3. Don’t make everything about Coronavirus!

When you’re in the midst of a global pandemic, it’s easy to read both the mainstream news and business press and think you have to make it about CORVID-19 in some way. That is very is wrong. If you can create valuable content around the crisis and it’s on brand, then go for it. But pivoting everything toward the crisis will make it look like you’re trying to capitalise on it. If you follow any journalists on twitter, you might have seen that they treat such press releases as jokes, and you’ll find it very hard to get them to engage with the content.

4. A killer press release

The biggest piece of advice I can give you about press releases is not to treat them as sales collateral. Journalists hate promotion. Although no one is naïve enough to think that research companies are providing the press with data from the goodness of their heart, journalists will always avoid promoting a business with their story. That means if they get a salesy press release they’ll turn off immediately. What you need to do is make sure your release is fact and data-led; keep your opinion to a quote at the bottom of the release. Then all you need is a killer title and to make sure you keep all the important content in that first paragraph.

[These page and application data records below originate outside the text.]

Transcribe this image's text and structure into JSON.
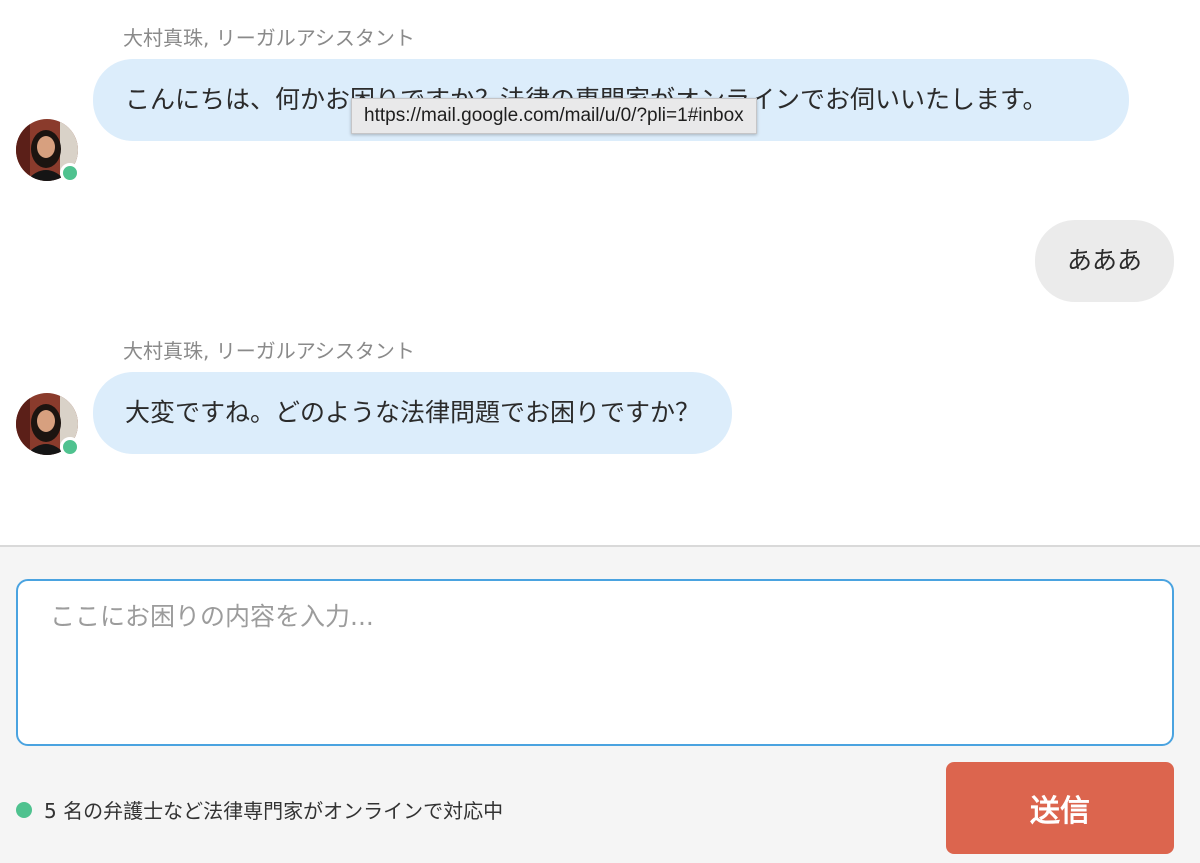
{
  "messages": [
    {
      "sender": "大村真珠, リーガルアシスタント",
      "text": "こんにちは、何かお困りですか？法律の専門家がオンラインでお伺いいたします。",
      "online": true
    },
    {
      "text": "あああ"
    },
    {
      "sender": "大村真珠, リーガルアシスタント",
      "text": "大変ですね。どのような法律問題でお困りですか？",
      "online": true
    }
  ],
  "tooltip": "https://mail.google.com/mail/u/0/?pli=1#inbox",
  "composer": {
    "placeholder": "ここにお困りの内容を入力...",
    "value": "",
    "online_status": "5 名の弁護士など法律専門家がオンラインで対応中",
    "send_label": "送信"
  },
  "colors": {
    "incoming_bubble": "#dcedfb",
    "outgoing_bubble": "#ebebeb",
    "online": "#4fc28f",
    "send_button": "#dc654e",
    "input_border": "#4aa3e0"
  }
}
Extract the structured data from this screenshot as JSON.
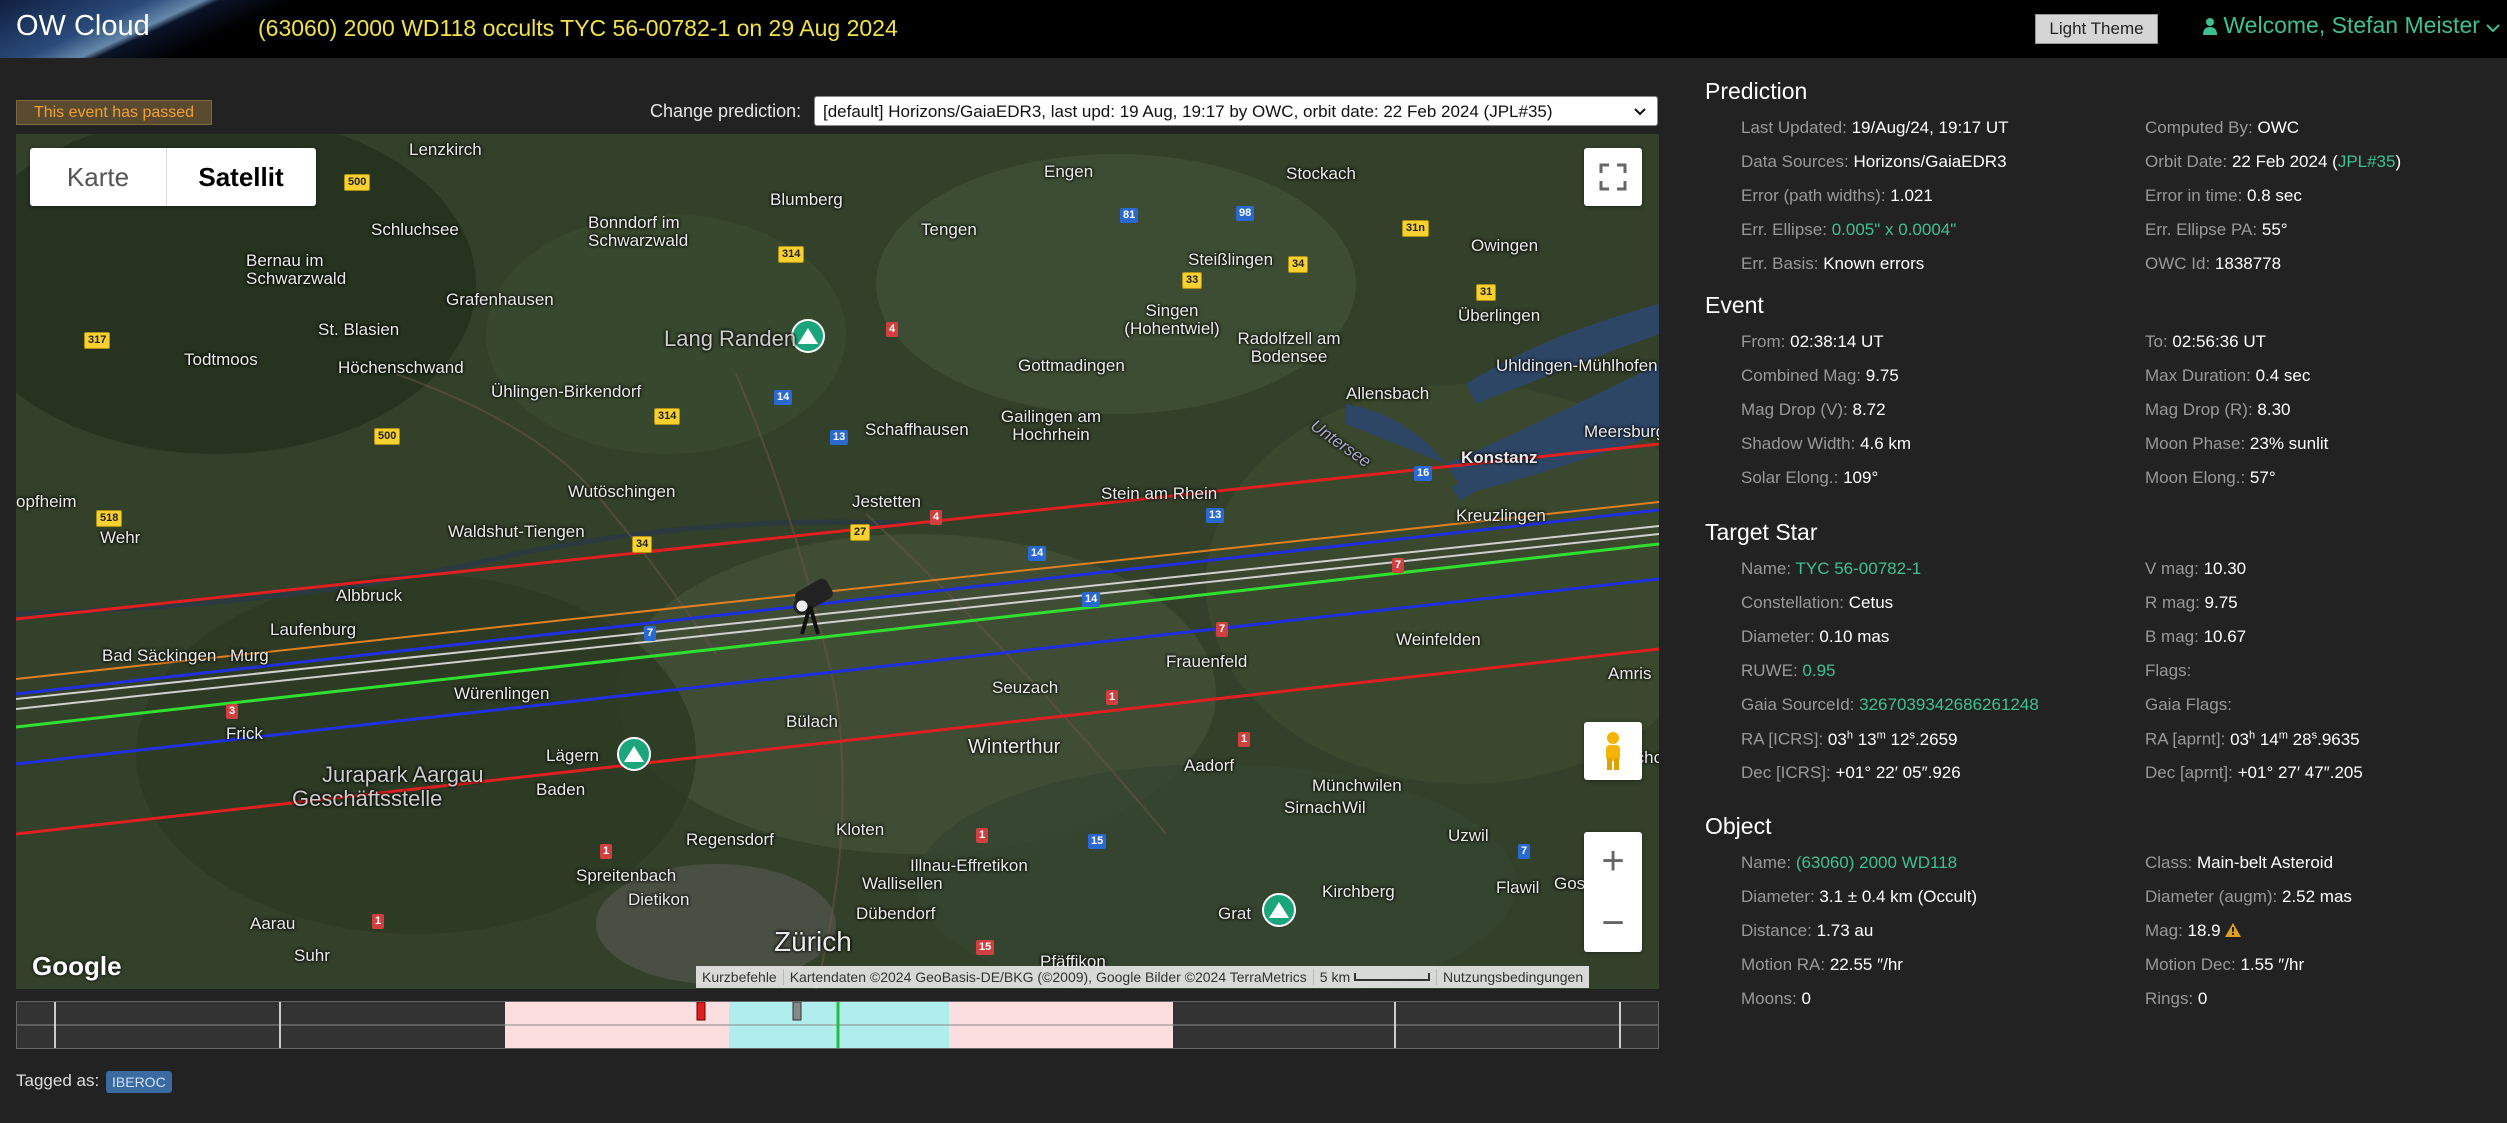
{
  "header": {
    "logo": "OW Cloud",
    "title": "(63060) 2000 WD118 occults TYC 56-00782-1 on 29 Aug 2024",
    "theme_button": "Light Theme",
    "welcome": "Welcome, Stefan Meister"
  },
  "colors": {
    "accent_green": "#3ec190",
    "title_yellow": "#f2e24a",
    "passed_orange": "#f0a030",
    "path_red": "#e02020",
    "path_orange": "#e08020",
    "path_blue": "#2030e0",
    "path_green": "#30e030",
    "path_white": "#d0d0d0"
  },
  "status_badge": "This event has passed",
  "prediction_selector": {
    "label": "Change prediction:",
    "selected": "[default] Horizons/GaiaEDR3, last upd: 19 Aug, 19:17 by OWC, orbit date: 22 Feb 2024 (JPL#35)"
  },
  "map": {
    "type_buttons": [
      "Karte",
      "Satellit"
    ],
    "active_type": "Satellit",
    "places": [
      "Lenzkirch",
      "Schluchsee",
      "Bonndorf im Schwarzwald",
      "Bernau im Schwarzwald",
      "Grafenhausen",
      "St. Blasien",
      "Todtmoos",
      "Höchenschwand",
      "Ühlingen-Birkendorf",
      "Blumberg",
      "Tengen",
      "Engen",
      "Stockach",
      "Owingen",
      "Steißlingen",
      "Singen (Hohentwiel)",
      "Radolfzell am Bodensee",
      "Überlingen",
      "Uhldingen-Mühlhofen",
      "Lang Randen",
      "Gottmadingen",
      "Allensbach",
      "Schaffhausen",
      "Gailingen am Hochrhein",
      "Meersburg",
      "Konstanz",
      "Untersee",
      "Kreuzlingen",
      "Wutöschingen",
      "Jestetten",
      "Stein am Rhein",
      "opfheim",
      "Wehr",
      "Waldshut-Tiengen",
      "Albbruck",
      "Laufenburg",
      "Bad Säckingen",
      "Murg",
      "Weinfelden",
      "Frauenfeld",
      "Amris",
      "Seuzach",
      "Würenlingen",
      "Frick",
      "Bülach",
      "Winterthur",
      "Lägern",
      "Aadorf",
      "Bischo",
      "Jurapark Aargau",
      "Geschäftsstelle",
      "Baden",
      "Münchwilen",
      "Sirnach",
      "Wil",
      "Uzwil",
      "Regensdorf",
      "Kloten",
      "Illnau-Effretikon",
      "Flawil",
      "Gos",
      "Spreitenbach",
      "Dietikon",
      "Wallisellen",
      "Dübendorf",
      "Kirchberg",
      "Aarau",
      "Zürich",
      "Grat",
      "Pfäffikon",
      "Suhr"
    ],
    "road_numbers": [
      "500",
      "314",
      "81",
      "98",
      "31n",
      "34",
      "33",
      "31",
      "317",
      "4",
      "14",
      "13",
      "500",
      "314",
      "518",
      "34",
      "27",
      "4",
      "14",
      "13",
      "16",
      "7",
      "14",
      "7",
      "3",
      "7",
      "1",
      "1",
      "1",
      "1",
      "15",
      "7",
      "1",
      "15"
    ],
    "google_logo": "Google",
    "attribution": [
      "Kurzbefehle",
      "Kartendaten ©2024 GeoBasis-DE/BKG (©2009), Google Bilder ©2024 TerraMetrics",
      "5 km",
      "Nutzungsbedingungen"
    ]
  },
  "tags": {
    "label": "Tagged as:",
    "items": [
      "IBEROC"
    ]
  },
  "prediction": {
    "title": "Prediction",
    "left": [
      {
        "label": "Last Updated:",
        "value": "19/Aug/24, 19:17 UT"
      },
      {
        "label": "Data Sources:",
        "value": "Horizons/GaiaEDR3"
      },
      {
        "label": "Error (path widths):",
        "value": "1.021"
      },
      {
        "label": "Err. Ellipse:",
        "value": "0.005\" x 0.0004\""
      },
      {
        "label": "Err. Basis:",
        "value": "Known errors"
      }
    ],
    "right": [
      {
        "label": "Computed By:",
        "value": "OWC"
      },
      {
        "label": "Orbit Date:",
        "value": "22 Feb 2024",
        "extra": "JPL#35"
      },
      {
        "label": "Error in time:",
        "value": "0.8 sec"
      },
      {
        "label": "Err. Ellipse PA:",
        "value": "55°"
      },
      {
        "label": "OWC Id:",
        "value": "1838778"
      }
    ]
  },
  "event": {
    "title": "Event",
    "left": [
      {
        "label": "From:",
        "value": "02:38:14 UT"
      },
      {
        "label": "Combined Mag:",
        "value": "9.75"
      },
      {
        "label": "Mag Drop (V):",
        "value": "8.72"
      },
      {
        "label": "Shadow Width:",
        "value": "4.6 km"
      },
      {
        "label": "Solar Elong.:",
        "value": "109°"
      }
    ],
    "right": [
      {
        "label": "To:",
        "value": "02:56:36 UT"
      },
      {
        "label": "Max Duration:",
        "value": "0.4 sec"
      },
      {
        "label": "Mag Drop (R):",
        "value": "8.30"
      },
      {
        "label": "Moon Phase:",
        "value": "23% sunlit"
      },
      {
        "label": "Moon Elong.:",
        "value": "57°"
      }
    ]
  },
  "target_star": {
    "title": "Target Star",
    "left": [
      {
        "label": "Name:",
        "value": "TYC 56-00782-1"
      },
      {
        "label": "Constellation:",
        "value": "Cetus"
      },
      {
        "label": "Diameter:",
        "value": "0.10 mas"
      },
      {
        "label": "RUWE:",
        "value": "0.95"
      },
      {
        "label": "Gaia SourceId:",
        "value": "3267039342686261248"
      },
      {
        "label": "RA [ICRS]:",
        "h": "03",
        "m": "13",
        "s": "12",
        "frac": ".2659"
      },
      {
        "label": "Dec [ICRS]:",
        "value": "+01° 22′ 05″.926"
      }
    ],
    "right": [
      {
        "label": "V mag:",
        "value": "10.30"
      },
      {
        "label": "R mag:",
        "value": "9.75"
      },
      {
        "label": "B mag:",
        "value": "10.67"
      },
      {
        "label": "Flags:",
        "value": ""
      },
      {
        "label": "Gaia Flags:",
        "value": ""
      },
      {
        "label": "RA [aprnt]:",
        "h": "03",
        "m": "14",
        "s": "28",
        "frac": ".9635"
      },
      {
        "label": "Dec [aprnt]:",
        "value": "+01° 27′ 47″.205"
      }
    ]
  },
  "object": {
    "title": "Object",
    "left": [
      {
        "label": "Name:",
        "value": "(63060) 2000 WD118"
      },
      {
        "label": "Diameter:",
        "value": "3.1 ± 0.4 km",
        "extra": "(Occult)"
      },
      {
        "label": "Distance:",
        "value": "1.73 au"
      },
      {
        "label": "Motion RA:",
        "value": "22.55 ″/hr"
      },
      {
        "label": "Moons:",
        "value": "0"
      }
    ],
    "right": [
      {
        "label": "Class:",
        "value": "Main-belt Asteroid"
      },
      {
        "label": "Diameter (augm):",
        "value": "2.52 mas"
      },
      {
        "label": "Mag:",
        "value": "18.9"
      },
      {
        "label": "Motion Dec:",
        "value": "1.55 ″/hr"
      },
      {
        "label": "Rings:",
        "value": "0"
      }
    ]
  }
}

Journalists are very busy people. Newsrooms have become much smaller over the last 10 to 15 years, and all journalists are flooded with press releases every day . What’s more, due to the impact of coronavirus, physical newsrooms have become virtual newsrooms and journalists are experiencing added pressures of working from home. What they want and need now more than ever is easily digestible, new, and expert insights. But if you send them poor, boring and hackneyed content, then you are doing far more harm than good: if you make a bad name for yourself with publications, it can then take years of professional hard work to get past that. So, if you’re going to do it, do it well. If you can’t do it well, get professional advice.